The Office of Student Financial Services works with students during their medical school career to provide information on current funding sources, as well as debt management counseling to help plan for your financial future.

In order to be considered for all possible funding, applicants are strongly encouraged to complete the FAFSA by March 1st. The FAFSA code for Temple is 003371.

Available resources for the Lewis Katz School of Medicine (Katz) students include:

University-Based Aid

There are a variety of funding sources available from Katz. Funding sources include federal scholarships, low-interest rate loans, scholarships and grants established by the Office of Institutional Advancement, friends of the University and other state/local entities. Some of these sources of financial assistance are considered “need-based” while others are “merit-based.” The application for need-based institutional scholarships is available starting in March.

Accepted students are notified of institutional scholarships beginning in March through matriculation.

Direct Unsubsidized Loan

A government guaranteed loan program is the most widely used financial aid resource for medical students. Students must complete the FAFSA each year of medical school for eligibility determination. Once Temple receives the FAFSA information, starting in the spring, accepted students will be awarded the Direct Unsubsidized Loan.

Direct GradPLUS Loan

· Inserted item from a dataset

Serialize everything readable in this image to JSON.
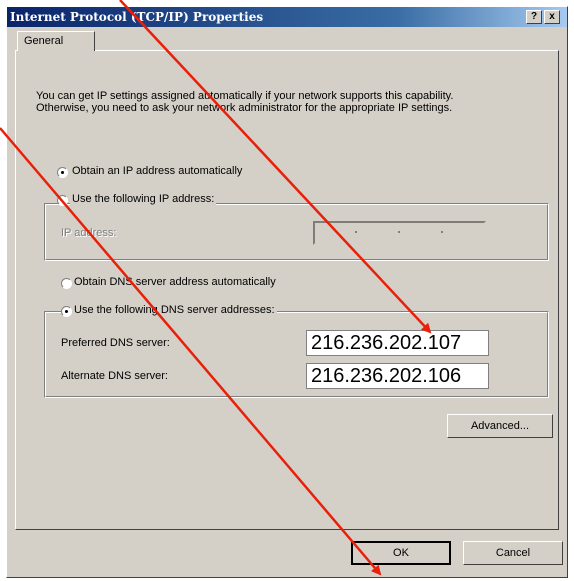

The GradPLUS loan is used to supplement the Direct Unsubsidized Loan to cover tuition, fees and living expenses. This loan is subject to credit approval.

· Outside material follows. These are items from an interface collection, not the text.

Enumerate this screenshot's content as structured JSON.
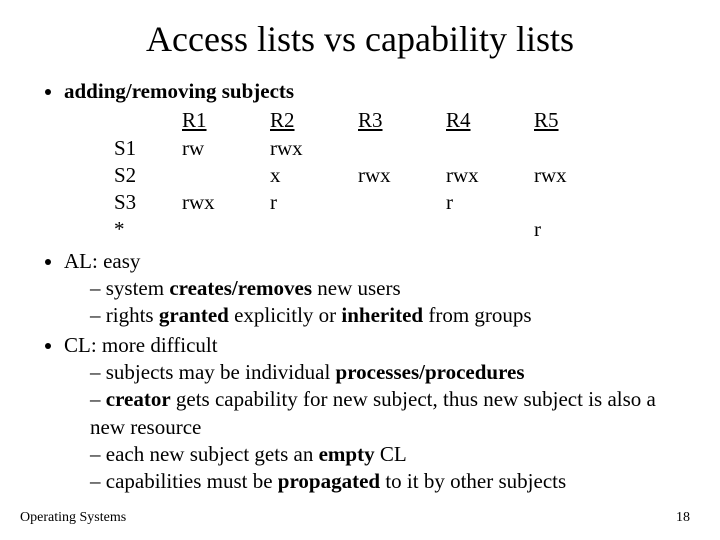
{
  "title": "Access lists vs capability lists",
  "bullets": {
    "b1": "adding/removing subjects",
    "b2": "AL: easy",
    "b2s1_pre": "system ",
    "b2s1_bold": "creates/removes",
    "b2s1_post": " new users",
    "b2s2_pre": "rights ",
    "b2s2_b1": "granted",
    "b2s2_mid": " explicitly or ",
    "b2s2_b2": "inherited",
    "b2s2_post": " from groups",
    "b3": "CL: more difficult",
    "b3s1_pre": "subjects may be individual ",
    "b3s1_bold": "processes/procedures",
    "b3s2_b1": "creator",
    "b3s2_post": " gets capability for new subject, thus new subject is also a new resource",
    "b3s3_pre": "each new subject gets an ",
    "b3s3_bold": "empty",
    "b3s3_post": " CL",
    "b3s4_pre": "capabilities must be ",
    "b3s4_bold": "propagated",
    "b3s4_post": " to it by other subjects"
  },
  "table": {
    "cols": [
      "R1",
      "R2",
      "R3",
      "R4",
      "R5"
    ],
    "rows": [
      {
        "h": "S1",
        "c": [
          "rw",
          "rwx",
          "",
          "",
          ""
        ]
      },
      {
        "h": "S2",
        "c": [
          "",
          "x",
          "rwx",
          "rwx",
          "rwx"
        ]
      },
      {
        "h": "S3",
        "c": [
          "rwx",
          "r",
          "",
          "r",
          ""
        ]
      },
      {
        "h": "*",
        "c": [
          "",
          "",
          "",
          "",
          "r"
        ]
      }
    ]
  },
  "footer": {
    "left": "Operating Systems",
    "right": "18"
  }
}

Service Scholarships

The National Health Service Corp (NHSC) and Health Professions Scholarship Program (military scholarships) are service-based programs. They provide coverage for tuition, fees, and a monthly stipend for living expenses in exchange for years of service after graduation/residency training.

Outside Scholarships/Loans

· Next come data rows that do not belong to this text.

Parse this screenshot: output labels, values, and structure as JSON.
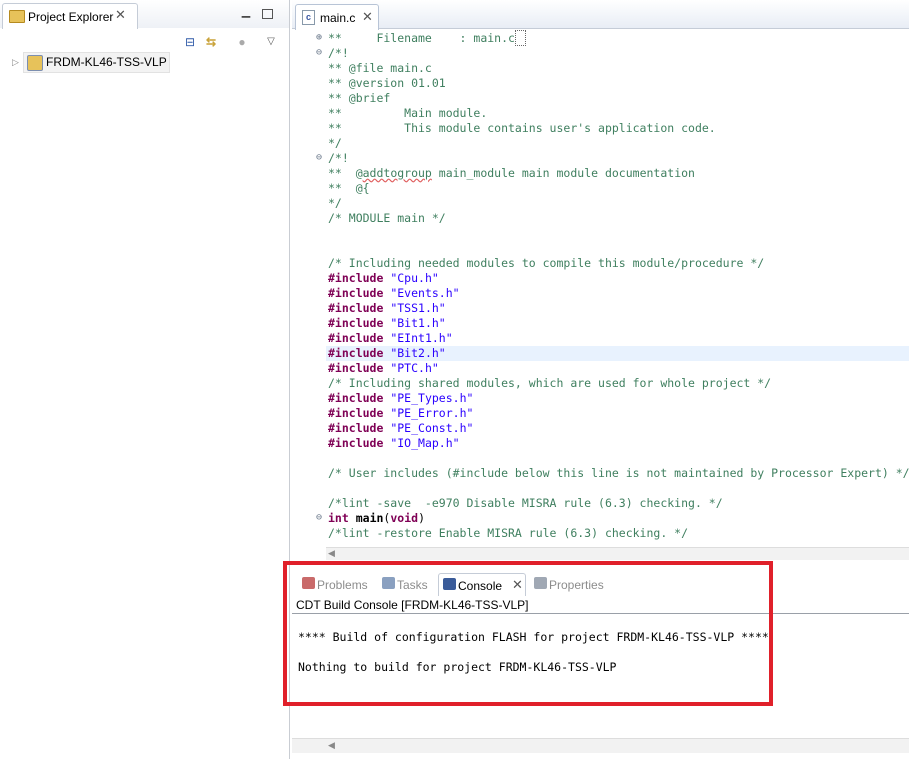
{
  "project_explorer": {
    "tab_label": "Project Explorer",
    "project_name": "FRDM-KL46-TSS-VLP",
    "icons": [
      "folder-icon",
      "close-icon",
      "minimize-icon",
      "maximize-icon",
      "collapse-all-icon",
      "link-with-editor-icon",
      "filter-icon",
      "view-menu-icon",
      "project-icon",
      "expand-arrow-icon"
    ]
  },
  "editor": {
    "tab_label": "main.c",
    "lines": [
      {
        "fold": "⊕",
        "segs": [
          {
            "t": "**     Filename    : main.c",
            "c": "cm"
          },
          {
            "t": " ",
            "c": "caret"
          }
        ]
      },
      {
        "fold": "⊖",
        "segs": [
          {
            "t": "/*!",
            "c": "cm"
          }
        ]
      },
      {
        "segs": [
          {
            "t": "** @file main.c",
            "c": "cm"
          }
        ]
      },
      {
        "segs": [
          {
            "t": "** @version 01.01",
            "c": "cm"
          }
        ]
      },
      {
        "segs": [
          {
            "t": "** @brief",
            "c": "cm"
          }
        ]
      },
      {
        "segs": [
          {
            "t": "**         Main module.",
            "c": "cm"
          }
        ]
      },
      {
        "segs": [
          {
            "t": "**         This module contains user's application code.",
            "c": "cm"
          }
        ]
      },
      {
        "segs": [
          {
            "t": "*/",
            "c": "cm"
          }
        ]
      },
      {
        "fold": "⊖",
        "segs": [
          {
            "t": "/*!",
            "c": "cm"
          }
        ]
      },
      {
        "segs": [
          {
            "t": "**  @",
            "c": "cm"
          },
          {
            "t": "addtogroup",
            "c": "ul"
          },
          {
            "t": " main_module main module documentation",
            "c": "cm"
          }
        ]
      },
      {
        "segs": [
          {
            "t": "**  @{",
            "c": "cm"
          }
        ]
      },
      {
        "segs": [
          {
            "t": "*/",
            "c": "cm"
          }
        ]
      },
      {
        "segs": [
          {
            "t": "/* MODULE main */",
            "c": "cm"
          }
        ]
      },
      {
        "segs": []
      },
      {
        "segs": []
      },
      {
        "segs": [
          {
            "t": "/* Including needed modules to compile this module/procedure */",
            "c": "cm"
          }
        ]
      },
      {
        "segs": [
          {
            "t": "#include",
            "c": "kw"
          },
          {
            "t": " ",
            "c": "cm"
          },
          {
            "t": "\"Cpu.h\"",
            "c": "str"
          }
        ]
      },
      {
        "segs": [
          {
            "t": "#include",
            "c": "kw"
          },
          {
            "t": " ",
            "c": "cm"
          },
          {
            "t": "\"Events.h\"",
            "c": "str"
          }
        ]
      },
      {
        "segs": [
          {
            "t": "#include",
            "c": "kw"
          },
          {
            "t": " ",
            "c": "cm"
          },
          {
            "t": "\"TSS1.h\"",
            "c": "str"
          }
        ]
      },
      {
        "segs": [
          {
            "t": "#include",
            "c": "kw"
          },
          {
            "t": " ",
            "c": "cm"
          },
          {
            "t": "\"Bit1.h\"",
            "c": "str"
          }
        ]
      },
      {
        "segs": [
          {
            "t": "#include",
            "c": "kw"
          },
          {
            "t": " ",
            "c": "cm"
          },
          {
            "t": "\"EInt1.h\"",
            "c": "str"
          }
        ]
      },
      {
        "hl": true,
        "segs": [
          {
            "t": "#include",
            "c": "kw"
          },
          {
            "t": " ",
            "c": "cm"
          },
          {
            "t": "\"Bit2.h\"",
            "c": "str"
          }
        ]
      },
      {
        "segs": [
          {
            "t": "#include",
            "c": "kw"
          },
          {
            "t": " ",
            "c": "cm"
          },
          {
            "t": "\"PTC.h\"",
            "c": "str"
          }
        ]
      },
      {
        "segs": [
          {
            "t": "/* Including shared modules, which are used for whole project */",
            "c": "cm"
          }
        ]
      },
      {
        "segs": [
          {
            "t": "#include",
            "c": "kw"
          },
          {
            "t": " ",
            "c": "cm"
          },
          {
            "t": "\"PE_Types.h\"",
            "c": "str"
          }
        ]
      },
      {
        "segs": [
          {
            "t": "#include",
            "c": "kw"
          },
          {
            "t": " ",
            "c": "cm"
          },
          {
            "t": "\"PE_Error.h\"",
            "c": "str"
          }
        ]
      },
      {
        "segs": [
          {
            "t": "#include",
            "c": "kw"
          },
          {
            "t": " ",
            "c": "cm"
          },
          {
            "t": "\"PE_Const.h\"",
            "c": "str"
          }
        ]
      },
      {
        "segs": [
          {
            "t": "#include",
            "c": "kw"
          },
          {
            "t": " ",
            "c": "cm"
          },
          {
            "t": "\"IO_Map.h\"",
            "c": "str"
          }
        ]
      },
      {
        "segs": []
      },
      {
        "segs": [
          {
            "t": "/* User includes (#include below this line is not maintained by Processor Expert) */",
            "c": "cm"
          }
        ]
      },
      {
        "segs": []
      },
      {
        "segs": [
          {
            "t": "/*lint -save  -e970 Disable MISRA rule (6.3) checking. */",
            "c": "cm"
          }
        ]
      },
      {
        "fold": "⊖",
        "segs": [
          {
            "t": "int",
            "c": "kw"
          },
          {
            "t": " ",
            "c": "cm"
          },
          {
            "t": "main",
            "c": "fn"
          },
          {
            "t": "(",
            "c": "pl"
          },
          {
            "t": "void",
            "c": "kw"
          },
          {
            "t": ")",
            "c": "pl"
          }
        ]
      },
      {
        "segs": [
          {
            "t": "/*lint -restore Enable MISRA rule (6.3) checking. */",
            "c": "cm"
          }
        ]
      }
    ]
  },
  "console": {
    "tabs": [
      {
        "label": "Problems",
        "icon": "problems-icon",
        "color": "#c96a6a"
      },
      {
        "label": "Tasks",
        "icon": "tasks-icon",
        "color": "#8aa0c0"
      },
      {
        "label": "Console",
        "icon": "console-icon",
        "color": "#3a5b99"
      },
      {
        "label": "Properties",
        "icon": "properties-icon",
        "color": "#a0a8b4"
      }
    ],
    "active_tab": "Console",
    "title": "CDT Build Console [FRDM-KL46-TSS-VLP]",
    "lines": [
      "**** Build of configuration FLASH for project FRDM-KL46-TSS-VLP ****",
      "Nothing to build for project FRDM-KL46-TSS-VLP"
    ]
  },
  "colors": {
    "highlight_box": "#e0202a",
    "keyword": "#7f0055",
    "string": "#2a00ff",
    "comment": "#3f7f5f"
  }
}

There are thousands of awards available from community, religious, business, and national organizations. The internet is a good source for finding these scholarships. Two of the best scholarship websites are and

Private alternative loans are managed through private lenders, issued in the student’s name, and may require a credit-worthy cosigner. Many lenders have health profession specific loans. Eligibility, rates, terms, and conditions vary upon lender.


The AAMC FIRST program also has a number of resources dedicated to helping you plan for your financial future. The goal of FIRST is to help medical student borrowers expand their financial literacy, make smart decisions about student loans, and manage their debt wisely.